DALLAS — A new Republican political action committee designed to recruit women to the state's GOP said the Lilly Ledbetter Act is not the answer to making sure women earn the same wages as men.
“We believe Texas women want and deserve equal pay," said Cari Christman, executive director of RedState Women, during WFAA’s Inside Texas Politics on Sunday. "But honestly, Jason, we don’t believe the Lilly Ledbetter Act is going to solve that act for women. We believe women want real world solutions to this problem, not more rhetoric."
When asked what those solutions might be, Christman said, "Women are extremely busy,” and later added that more access to jobs and higher education are among the options.
- WATCH: Cari Christman interview
But Grace Ann Garcia, executive director of Annie's List, an organization promoting Democratic women in politics, said Christman misses the point.
"We support more access to jobs. But when women get these jobs, we want them to get paid fairly," Garcia said.
Equal pay for women was a bi-partisan bill in the last legislative session. But in recent weeks, it has suddenly become a campaign issue.
"Wendy Davis will take any toe hold on the ladder she can get at this point," said Fort Worth Star-Telegram columnist Bud Kennedy. "If equal pay is a subject to talk about that keeps the Republicans from talking about abortion, she'll take that. Equal pay will be a great issue for women."

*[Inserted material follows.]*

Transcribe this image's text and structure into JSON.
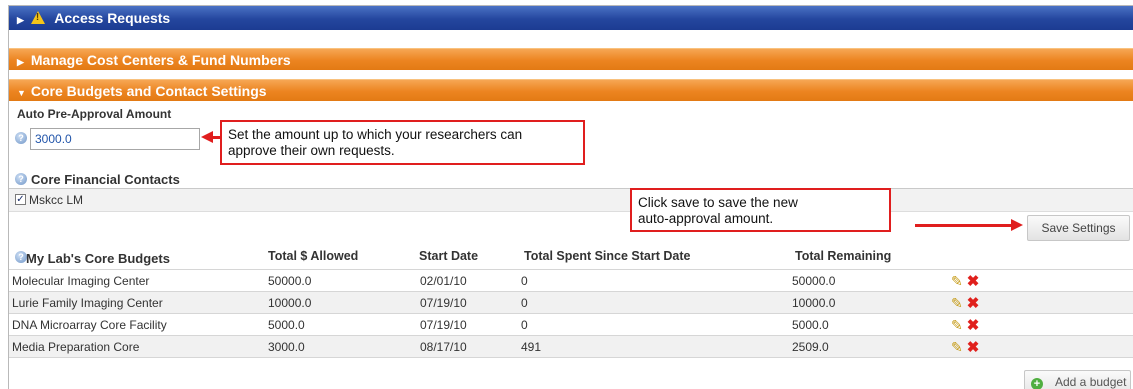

Congress passed a federal version of the Lilly Ledbetter Act in 2009. But it only lets women sue for equal pay in federal courts within their first 180 days of employment.

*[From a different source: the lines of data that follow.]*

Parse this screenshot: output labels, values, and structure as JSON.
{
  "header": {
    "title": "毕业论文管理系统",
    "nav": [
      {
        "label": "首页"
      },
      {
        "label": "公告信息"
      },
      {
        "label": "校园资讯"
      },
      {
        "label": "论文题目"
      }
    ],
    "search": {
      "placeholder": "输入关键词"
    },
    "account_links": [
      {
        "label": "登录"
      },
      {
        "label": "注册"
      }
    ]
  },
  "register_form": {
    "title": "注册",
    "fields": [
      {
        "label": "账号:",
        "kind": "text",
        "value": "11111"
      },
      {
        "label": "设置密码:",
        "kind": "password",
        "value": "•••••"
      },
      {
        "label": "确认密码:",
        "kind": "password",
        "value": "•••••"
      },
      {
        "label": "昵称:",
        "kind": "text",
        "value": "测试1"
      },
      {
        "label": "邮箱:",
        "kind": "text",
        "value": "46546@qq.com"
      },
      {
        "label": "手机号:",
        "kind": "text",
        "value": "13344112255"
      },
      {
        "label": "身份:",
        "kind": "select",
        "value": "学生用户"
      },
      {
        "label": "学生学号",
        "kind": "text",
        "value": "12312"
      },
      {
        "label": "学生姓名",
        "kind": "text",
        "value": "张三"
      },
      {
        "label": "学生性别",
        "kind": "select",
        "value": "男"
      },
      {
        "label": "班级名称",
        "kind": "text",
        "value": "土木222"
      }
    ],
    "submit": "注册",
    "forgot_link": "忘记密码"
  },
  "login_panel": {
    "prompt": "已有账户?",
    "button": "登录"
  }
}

The 2013 state version would have let women sue in Texas courts, and would give them longer to do so.
But Gov. Rick Perry vetoed it.

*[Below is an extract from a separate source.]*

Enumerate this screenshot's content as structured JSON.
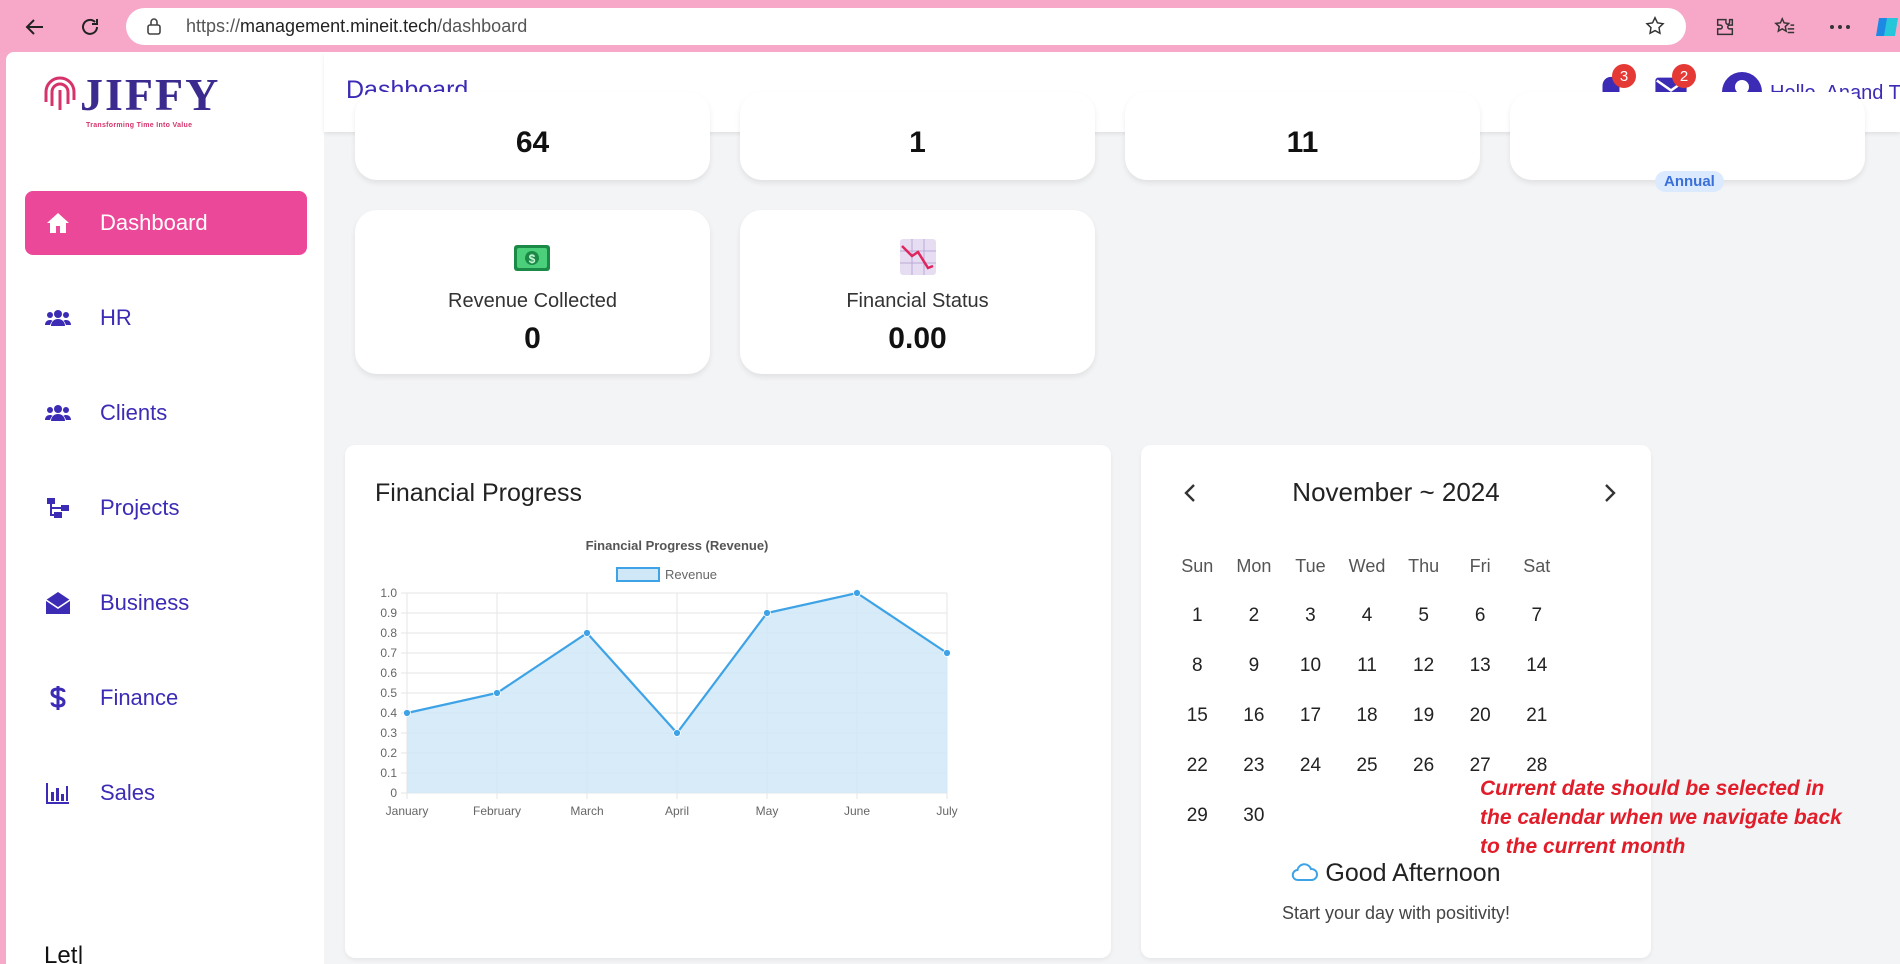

Last week, the Republican front-runner in the governor's race, Greg Abbott, told Inside Texas Politics that existing law is good enough.
He needs women voters, as well, but spent Monday highlighting Hispanics and his connection to that community in a new video.
Abbott’s campaign released a 30-second online video Monday morning showing his recent campaign visit to Edinburg. The video stressed multiculturalism, and focused on Abbott’s outreach across the state.
"You look at my family, you see a family that's so typical of so many families across the state of Texas," Abbott said in the video. "We're both Anglo and Hispanic, as well as Irish. We're Catholic. We're Protestant. But we're all one family. The reality is that multiculturalism works in the state of Texas. We are one people — we are all Texans."